• _Exercise directions_
Your response should consist of every line below, reproduced without alteration.

Records excerpted from a collection

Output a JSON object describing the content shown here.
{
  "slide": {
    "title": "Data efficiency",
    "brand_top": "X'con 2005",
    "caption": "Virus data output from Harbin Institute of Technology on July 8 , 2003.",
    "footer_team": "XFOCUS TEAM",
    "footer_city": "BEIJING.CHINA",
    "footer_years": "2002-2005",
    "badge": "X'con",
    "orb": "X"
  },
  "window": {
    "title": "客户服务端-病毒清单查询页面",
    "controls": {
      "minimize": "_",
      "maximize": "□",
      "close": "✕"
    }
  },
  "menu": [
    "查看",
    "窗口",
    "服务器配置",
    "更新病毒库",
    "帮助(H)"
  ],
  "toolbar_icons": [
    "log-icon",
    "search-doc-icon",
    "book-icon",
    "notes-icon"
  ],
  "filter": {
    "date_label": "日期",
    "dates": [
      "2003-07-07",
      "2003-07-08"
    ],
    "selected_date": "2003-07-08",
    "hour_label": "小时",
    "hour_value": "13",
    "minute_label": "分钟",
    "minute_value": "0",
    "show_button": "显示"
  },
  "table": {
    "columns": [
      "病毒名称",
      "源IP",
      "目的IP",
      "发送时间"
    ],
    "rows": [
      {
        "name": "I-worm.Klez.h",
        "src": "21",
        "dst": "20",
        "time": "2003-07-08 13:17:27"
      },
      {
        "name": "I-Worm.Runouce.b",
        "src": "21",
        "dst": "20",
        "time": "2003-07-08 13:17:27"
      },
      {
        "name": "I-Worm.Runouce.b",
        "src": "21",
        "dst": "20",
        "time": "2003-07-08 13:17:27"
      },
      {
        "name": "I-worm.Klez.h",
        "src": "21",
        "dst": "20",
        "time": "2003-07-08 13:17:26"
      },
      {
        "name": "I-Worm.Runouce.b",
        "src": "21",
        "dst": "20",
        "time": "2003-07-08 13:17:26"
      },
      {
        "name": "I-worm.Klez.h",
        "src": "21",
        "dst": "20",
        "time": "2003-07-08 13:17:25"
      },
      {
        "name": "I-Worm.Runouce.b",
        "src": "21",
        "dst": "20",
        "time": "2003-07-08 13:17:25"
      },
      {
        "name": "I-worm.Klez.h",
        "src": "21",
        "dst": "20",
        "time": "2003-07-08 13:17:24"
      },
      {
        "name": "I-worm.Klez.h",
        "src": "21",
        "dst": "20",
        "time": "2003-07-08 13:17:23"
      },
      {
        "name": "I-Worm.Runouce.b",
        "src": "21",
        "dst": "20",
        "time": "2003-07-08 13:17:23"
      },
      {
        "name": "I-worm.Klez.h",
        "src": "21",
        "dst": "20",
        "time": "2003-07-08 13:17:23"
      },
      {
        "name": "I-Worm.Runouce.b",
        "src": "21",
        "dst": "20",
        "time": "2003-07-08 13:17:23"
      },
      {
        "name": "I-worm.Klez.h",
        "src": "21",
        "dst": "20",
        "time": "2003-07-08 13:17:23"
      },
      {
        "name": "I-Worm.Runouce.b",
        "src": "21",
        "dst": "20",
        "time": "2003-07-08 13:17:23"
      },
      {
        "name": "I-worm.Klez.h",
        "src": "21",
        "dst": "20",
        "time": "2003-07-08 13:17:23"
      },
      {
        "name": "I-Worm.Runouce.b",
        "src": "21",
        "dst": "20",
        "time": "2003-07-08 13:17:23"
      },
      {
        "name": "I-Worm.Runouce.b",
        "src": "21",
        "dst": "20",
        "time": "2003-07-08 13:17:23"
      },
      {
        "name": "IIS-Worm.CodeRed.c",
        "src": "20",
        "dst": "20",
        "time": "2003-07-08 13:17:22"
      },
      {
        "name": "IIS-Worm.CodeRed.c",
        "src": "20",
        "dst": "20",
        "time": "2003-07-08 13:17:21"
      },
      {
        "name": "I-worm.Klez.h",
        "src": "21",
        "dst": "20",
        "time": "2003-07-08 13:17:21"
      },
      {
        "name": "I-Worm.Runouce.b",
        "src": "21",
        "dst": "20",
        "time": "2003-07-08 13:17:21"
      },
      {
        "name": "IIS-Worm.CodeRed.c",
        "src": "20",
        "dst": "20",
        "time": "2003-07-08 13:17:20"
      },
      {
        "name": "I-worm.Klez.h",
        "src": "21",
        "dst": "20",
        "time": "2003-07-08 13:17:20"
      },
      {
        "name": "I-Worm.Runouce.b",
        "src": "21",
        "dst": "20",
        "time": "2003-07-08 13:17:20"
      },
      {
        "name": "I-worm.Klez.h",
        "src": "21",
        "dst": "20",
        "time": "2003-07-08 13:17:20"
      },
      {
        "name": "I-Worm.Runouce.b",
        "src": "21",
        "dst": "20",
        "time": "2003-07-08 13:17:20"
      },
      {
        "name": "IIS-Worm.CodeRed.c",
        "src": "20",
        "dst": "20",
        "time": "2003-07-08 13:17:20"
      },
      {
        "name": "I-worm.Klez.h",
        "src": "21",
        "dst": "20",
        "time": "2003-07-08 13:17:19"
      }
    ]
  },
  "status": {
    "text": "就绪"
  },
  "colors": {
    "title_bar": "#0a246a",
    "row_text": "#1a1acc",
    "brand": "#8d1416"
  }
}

• _Expected answer_
Output a JSON object describing the content shown here.
{
  "slide": {
    "title": "Data efficiency",
    "brand_top": "X'con 2005",
    "caption": "Virus data output from Harbin Institute of Technology on July 8 , 2003.",
    "footer_team": "XFOCUS TEAM",
    "footer_city": "BEIJING.CHINA",
    "footer_years": "2002-2005",
    "badge": "X'con",
    "orb": "X"
  },
  "window": {
    "title": "客户服务端-病毒清单查询页面",
    "controls": {
      "minimize": "_",
      "maximize": "□",
      "close": "✕"
    }
  },
  "menu": [
    "查看",
    "窗口",
    "服务器配置",
    "更新病毒库",
    "帮助(H)"
  ],
  "toolbar_icons": [
    "log-icon",
    "search-doc-icon",
    "book-icon",
    "notes-icon"
  ],
  "filter": {
    "date_label": "日期",
    "dates": [
      "2003-07-07",
      "2003-07-08"
    ],
    "selected_date": "2003-07-08",
    "hour_label": "小时",
    "hour_value": "13",
    "minute_label": "分钟",
    "minute_value": "0",
    "show_button": "显示"
  },
  "table": {
    "columns": [
      "病毒名称",
      "源IP",
      "目的IP",
      "发送时间"
    ],
    "rows": [
      {
        "name": "I-worm.Klez.h",
        "src": "21",
        "dst": "20",
        "time": "2003-07-08 13:17:27"
      },
      {
        "name": "I-Worm.Runouce.b",
        "src": "21",
        "dst": "20",
        "time": "2003-07-08 13:17:27"
      },
      {
        "name": "I-Worm.Runouce.b",
        "src": "21",
        "dst": "20",
        "time": "2003-07-08 13:17:27"
      },
      {
        "name": "I-worm.Klez.h",
        "src": "21",
        "dst": "20",
        "time": "2003-07-08 13:17:26"
      },
      {
        "name": "I-Worm.Runouce.b",
        "src": "21",
        "dst": "20",
        "time": "2003-07-08 13:17:26"
      },
      {
        "name": "I-worm.Klez.h",
        "src": "21",
        "dst": "20",
        "time": "2003-07-08 13:17:25"
      },
      {
        "name": "I-Worm.Runouce.b",
        "src": "21",
        "dst": "20",
        "time": "2003-07-08 13:17:25"
      },
      {
        "name": "I-worm.Klez.h",
        "src": "21",
        "dst": "20",
        "time": "2003-07-08 13:17:24"
      },
      {
        "name": "I-worm.Klez.h",
        "src": "21",
        "dst": "20",
        "time": "2003-07-08 13:17:23"
      },
      {
        "name": "I-Worm.Runouce.b",
        "src": "21",
        "dst": "20",
        "time": "2003-07-08 13:17:23"
      },
      {
        "name": "I-worm.Klez.h",
        "src": "21",
        "dst": "20",
        "time": "2003-07-08 13:17:23"
      },
      {
        "name": "I-Worm.Runouce.b",
        "src": "21",
        "dst": "20",
        "time": "2003-07-08 13:17:23"
      },
      {
        "name": "I-worm.Klez.h",
        "src": "21",
        "dst": "20",
        "time": "2003-07-08 13:17:23"
      },
      {
        "name": "I-Worm.Runouce.b",
        "src": "21",
        "dst": "20",
        "time": "2003-07-08 13:17:23"
      },
      {
        "name": "I-worm.Klez.h",
        "src": "21",
        "dst": "20",
        "time": "2003-07-08 13:17:23"
      },
      {
        "name": "I-Worm.Runouce.b",
        "src": "21",
        "dst": "20",
        "time": "2003-07-08 13:17:23"
      },
      {
        "name": "I-Worm.Runouce.b",
        "src": "21",
        "dst": "20",
        "time": "2003-07-08 13:17:23"
      },
      {
        "name": "IIS-Worm.CodeRed.c",
        "src": "20",
        "dst": "20",
        "time": "2003-07-08 13:17:22"
      },
      {
        "name": "IIS-Worm.CodeRed.c",
        "src": "20",
        "dst": "20",
        "time": "2003-07-08 13:17:21"
      },
      {
        "name": "I-worm.Klez.h",
        "src": "21",
        "dst": "20",
        "time": "2003-07-08 13:17:21"
      },
      {
        "name": "I-Worm.Runouce.b",
        "src": "21",
        "dst": "20",
        "time": "2003-07-08 13:17:21"
      },
      {
        "name": "IIS-Worm.CodeRed.c",
        "src": "20",
        "dst": "20",
        "time": "2003-07-08 13:17:20"
      },
      {
        "name": "I-worm.Klez.h",
        "src": "21",
        "dst": "20",
        "time": "2003-07-08 13:17:20"
      },
      {
        "name": "I-Worm.Runouce.b",
        "src": "21",
        "dst": "20",
        "time": "2003-07-08 13:17:20"
      },
      {
        "name": "I-worm.Klez.h",
        "src": "21",
        "dst": "20",
        "time": "2003-07-08 13:17:20"
      },
      {
        "name": "I-Worm.Runouce.b",
        "src": "21",
        "dst": "20",
        "time": "2003-07-08 13:17:20"
      },
      {
        "name": "IIS-Worm.CodeRed.c",
        "src": "20",
        "dst": "20",
        "time": "2003-07-08 13:17:20"
      },
      {
        "name": "I-worm.Klez.h",
        "src": "21",
        "dst": "20",
        "time": "2003-07-08 13:17:19"
      }
    ]
  },
  "status": {
    "text": "就绪"
  },
  "colors": {
    "title_bar": "#0a246a",
    "row_text": "#1a1acc",
    "brand": "#8d1416"
  }
}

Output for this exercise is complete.